Set every record down again exactly. Do not carry over the pictures.

[Opening MATERIAL FOR THIS EXERCISE section]

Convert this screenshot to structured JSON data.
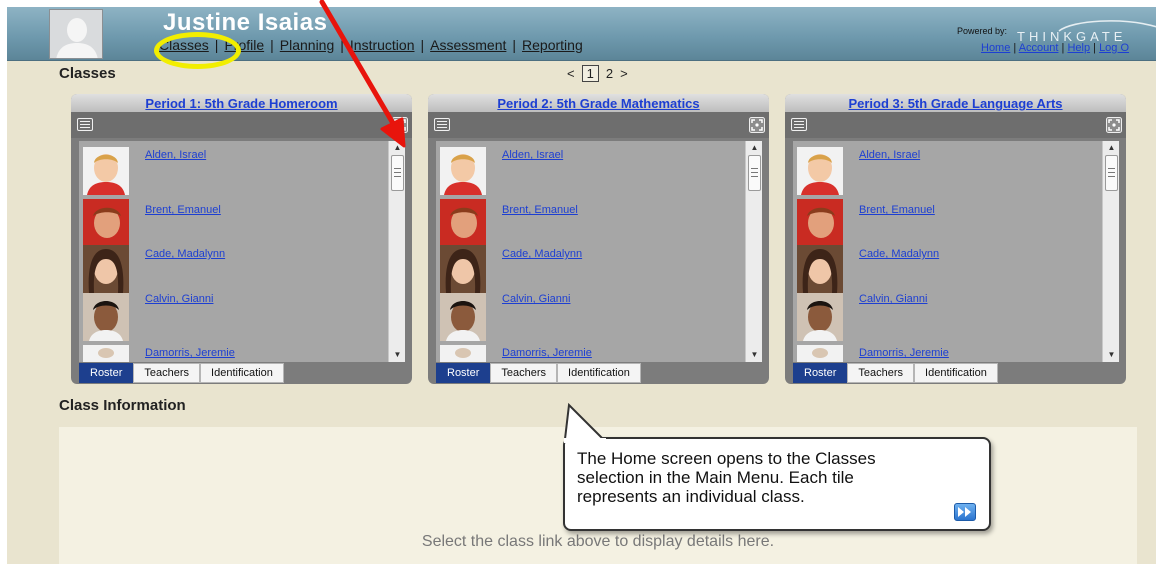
{
  "header": {
    "user_name": "Justine Isaias",
    "nav": [
      "Classes",
      "Profile",
      "Planning",
      "Instruction",
      "Assessment",
      "Reporting"
    ],
    "powered_by": "Powered by:",
    "brand": "THINKGATE",
    "util_links": [
      "Home",
      "Account",
      "Help",
      "Log O"
    ]
  },
  "classes": {
    "heading": "Classes",
    "pager": {
      "prev": "<",
      "current": "1",
      "next_page": "2",
      "next": ">"
    }
  },
  "tiles": [
    {
      "title": "Period 1: 5th Grade Homeroom",
      "students": [
        "Alden, Israel",
        "Brent, Emanuel",
        "Cade, Madalynn",
        "Calvin, Gianni",
        "Damorris, Jeremie"
      ],
      "tabs": [
        "Roster",
        "Teachers",
        "Identification"
      ]
    },
    {
      "title": "Period 2: 5th Grade Mathematics",
      "students": [
        "Alden, Israel",
        "Brent, Emanuel",
        "Cade, Madalynn",
        "Calvin, Gianni",
        "Damorris, Jeremie"
      ],
      "tabs": [
        "Roster",
        "Teachers",
        "Identification"
      ]
    },
    {
      "title": "Period 3: 5th Grade Language Arts",
      "students": [
        "Alden, Israel",
        "Brent, Emanuel",
        "Cade, Madalynn",
        "Calvin, Gianni",
        "Damorris, Jeremie"
      ],
      "tabs": [
        "Roster",
        "Teachers",
        "Identification"
      ]
    }
  ],
  "class_info": {
    "heading": "Class Information",
    "placeholder": "Select the class link above to display details here."
  },
  "callout": {
    "text": "The Home screen opens to the Classes selection in the Main Menu.  Each tile represents an individual class."
  },
  "icons": {
    "tile_menu": "menu-icon",
    "tile_expand": "expand-icon",
    "callout_next": "fast-forward-icon",
    "avatar": "user-silhouette-icon"
  },
  "colors": {
    "header": "#6f9aae",
    "page_background": "#e9e4cf",
    "tile_background": "#7c7c7c",
    "link": "#1d3fd2",
    "active_tab": "#1d3f8e",
    "annotation_ellipse": "#f2ee00",
    "annotation_arrow": "#e8140c"
  }
}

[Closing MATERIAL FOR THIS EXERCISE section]

#### TASK ANSWER:
Convert this screenshot to structured JSON data.
{
  "header": {
    "user_name": "Justine Isaias",
    "nav": [
      "Classes",
      "Profile",
      "Planning",
      "Instruction",
      "Assessment",
      "Reporting"
    ],
    "powered_by": "Powered by:",
    "brand": "THINKGATE",
    "util_links": [
      "Home",
      "Account",
      "Help",
      "Log O"
    ]
  },
  "classes": {
    "heading": "Classes",
    "pager": {
      "prev": "<",
      "current": "1",
      "next_page": "2",
      "next": ">"
    }
  },
  "tiles": [
    {
      "title": "Period 1: 5th Grade Homeroom",
      "students": [
        "Alden, Israel",
        "Brent, Emanuel",
        "Cade, Madalynn",
        "Calvin, Gianni",
        "Damorris, Jeremie"
      ],
      "tabs": [
        "Roster",
        "Teachers",
        "Identification"
      ]
    },
    {
      "title": "Period 2: 5th Grade Mathematics",
      "students": [
        "Alden, Israel",
        "Brent, Emanuel",
        "Cade, Madalynn",
        "Calvin, Gianni",
        "Damorris, Jeremie"
      ],
      "tabs": [
        "Roster",
        "Teachers",
        "Identification"
      ]
    },
    {
      "title": "Period 3: 5th Grade Language Arts",
      "students": [
        "Alden, Israel",
        "Brent, Emanuel",
        "Cade, Madalynn",
        "Calvin, Gianni",
        "Damorris, Jeremie"
      ],
      "tabs": [
        "Roster",
        "Teachers",
        "Identification"
      ]
    }
  ],
  "class_info": {
    "heading": "Class Information",
    "placeholder": "Select the class link above to display details here."
  },
  "callout": {
    "text": "The Home screen opens to the Classes selection in the Main Menu.  Each tile represents an individual class."
  },
  "icons": {
    "tile_menu": "menu-icon",
    "tile_expand": "expand-icon",
    "callout_next": "fast-forward-icon",
    "avatar": "user-silhouette-icon"
  },
  "colors": {
    "header": "#6f9aae",
    "page_background": "#e9e4cf",
    "tile_background": "#7c7c7c",
    "link": "#1d3fd2",
    "active_tab": "#1d3f8e",
    "annotation_ellipse": "#f2ee00",
    "annotation_arrow": "#e8140c"
  }
}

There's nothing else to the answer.